§ **What to do**: Could you retype all of the entries exactly, without their pictures?

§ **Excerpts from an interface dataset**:

==*==

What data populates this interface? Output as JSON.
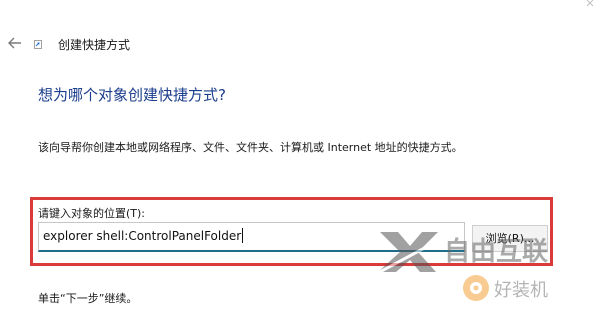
{
  "window": {
    "title": "创建快捷方式",
    "back_icon": "back-arrow-icon",
    "app_icon": "shortcut-icon"
  },
  "wizard": {
    "heading": "想为哪个对象创建快捷方式?",
    "description": "该向导帮你创建本地或网络程序、文件、文件夹、计算机或 Internet 地址的快捷方式。",
    "location_label": "请键入对象的位置(T):",
    "location_value": "explorer shell:ControlPanelFolder",
    "browse_label": "浏览(R)...",
    "next_hint": "单击“下一步”继续。"
  },
  "highlight": {
    "color": "#d93a3a"
  },
  "watermark": {
    "brand": "自由互联",
    "sub": "好装机"
  },
  "colors": {
    "heading": "#1a3d8c",
    "input_underline": "#1f6f8b"
  }
}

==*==

§ **Task answer**:
What data populates this interface? Output as JSON.
{
  "window": {
    "title": "创建快捷方式",
    "back_icon": "back-arrow-icon",
    "app_icon": "shortcut-icon"
  },
  "wizard": {
    "heading": "想为哪个对象创建快捷方式?",
    "description": "该向导帮你创建本地或网络程序、文件、文件夹、计算机或 Internet 地址的快捷方式。",
    "location_label": "请键入对象的位置(T):",
    "location_value": "explorer shell:ControlPanelFolder",
    "browse_label": "浏览(R)...",
    "next_hint": "单击“下一步”继续。"
  },
  "highlight": {
    "color": "#d93a3a"
  },
  "watermark": {
    "brand": "自由互联",
    "sub": "好装机"
  },
  "colors": {
    "heading": "#1a3d8c",
    "input_underline": "#1f6f8b"
  }
}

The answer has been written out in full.